Allergies can contribute to fatigue in several different ways. Let’s examine why some people experience tiredness, as well as ways to combat allergy-related fatigue.
Inflammatory Response and Fatigue
When you come into contact with an allergen that triggers you (like pollen or dust mites) it initiates a chemical reaction in your body.
- Your body activates antibodies called immunoglobulin E (IgE).
- These antibodies attach themselves to mast cells found in places most likely to encounter allergens, such as the skin, airways and gut.
- When IgE binds to a mast cell, histamine is released into the body. Histamine is responsible for allergy symptoms like itching, swelling and constriction of the airways. It can also cause fatigue.
If you experience regular allergies, the inflammatory response can cause persistent fatigue. While this is a common cause of allergy-related fatigue, several other factors could be contributing to your symptoms as well.
Allergy Symptoms Make It Hard to Sleep
Sneezing, coughing, congestion and generally feeling unwell can make it difficult to sleep. You might have trouble falling asleep because you can’t find a comfortable position for breathing, or you wake up every few hours to a coughing or sneezing fit.
Even one bad night of sleep can cause fatigue the next day. If allergies are keeping you from getting a good night’s rest on a regular basis, they could be contributing to chronic tiredness.
Medication Making It Worse
If you’re experiencing frequent allergy symptoms, chances are you’re taking medication to help alleviate them. While they can be effective in managing symptoms, they also can have side effects that contribute to fatigue. Antihistamines tend to make people drowsy, while certain decongestants have stimulating properties that can delay sleep.

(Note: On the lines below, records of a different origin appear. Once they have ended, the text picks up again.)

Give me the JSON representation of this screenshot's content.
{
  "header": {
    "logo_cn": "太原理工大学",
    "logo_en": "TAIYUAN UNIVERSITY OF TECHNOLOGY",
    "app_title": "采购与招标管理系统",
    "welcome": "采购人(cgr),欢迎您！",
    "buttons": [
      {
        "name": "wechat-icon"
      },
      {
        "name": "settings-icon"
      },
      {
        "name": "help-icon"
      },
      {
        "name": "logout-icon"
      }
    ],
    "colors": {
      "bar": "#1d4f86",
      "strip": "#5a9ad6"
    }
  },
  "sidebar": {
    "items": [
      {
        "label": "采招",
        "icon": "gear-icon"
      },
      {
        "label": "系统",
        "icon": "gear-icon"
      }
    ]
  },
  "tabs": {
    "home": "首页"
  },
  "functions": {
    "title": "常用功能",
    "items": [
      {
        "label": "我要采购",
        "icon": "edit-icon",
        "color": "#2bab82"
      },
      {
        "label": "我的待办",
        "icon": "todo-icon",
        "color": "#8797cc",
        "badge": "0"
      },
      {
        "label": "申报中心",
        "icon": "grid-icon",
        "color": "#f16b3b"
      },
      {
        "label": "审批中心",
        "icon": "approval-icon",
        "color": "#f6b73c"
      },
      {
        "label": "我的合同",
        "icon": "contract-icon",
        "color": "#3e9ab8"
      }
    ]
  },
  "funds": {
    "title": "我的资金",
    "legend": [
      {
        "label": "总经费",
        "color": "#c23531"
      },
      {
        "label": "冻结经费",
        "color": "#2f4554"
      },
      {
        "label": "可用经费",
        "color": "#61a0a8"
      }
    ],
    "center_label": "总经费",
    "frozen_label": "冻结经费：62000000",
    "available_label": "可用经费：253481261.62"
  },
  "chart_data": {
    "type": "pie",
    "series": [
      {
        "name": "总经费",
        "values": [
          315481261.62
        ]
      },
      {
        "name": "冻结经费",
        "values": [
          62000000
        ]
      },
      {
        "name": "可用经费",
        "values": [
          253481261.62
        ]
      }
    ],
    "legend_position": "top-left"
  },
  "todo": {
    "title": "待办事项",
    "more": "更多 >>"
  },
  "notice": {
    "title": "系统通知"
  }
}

Ways to Avoid Allergy-Related Fatigue
There are certain lifestyle changes you can make to help reduce your allergy symptoms. One of the most obvious ways is to avoid your allergy triggers as much as possible. Some common triggers include:
- Dust mites
- Pet dander
To accurately identify your allergens, we recommend seeing an allergist. They can test your skin or blood to find out exactly what substances trigger an allergic reaction. Depending on what they find, they might recommend that you:
- Avoid going outdoors to places like Enoree Passage when pollen levels are high.
- Clean and vacuum your home regularly.
- Wash your clothes and bedding regularly.
- Bathe your pets, and don’t allow them into your bedroom to sleep.
- Get a dehumidifier to prevent damp conditions in your home.
Your allergist may also recommend medication for your symptoms. If you are already taking allergy medicine and you feel like it is contributing to your fatigue, tell your allergist. They can work with you to find a better option for you.
For more information or to schedule an appointment, call Carolina Pines ENT today.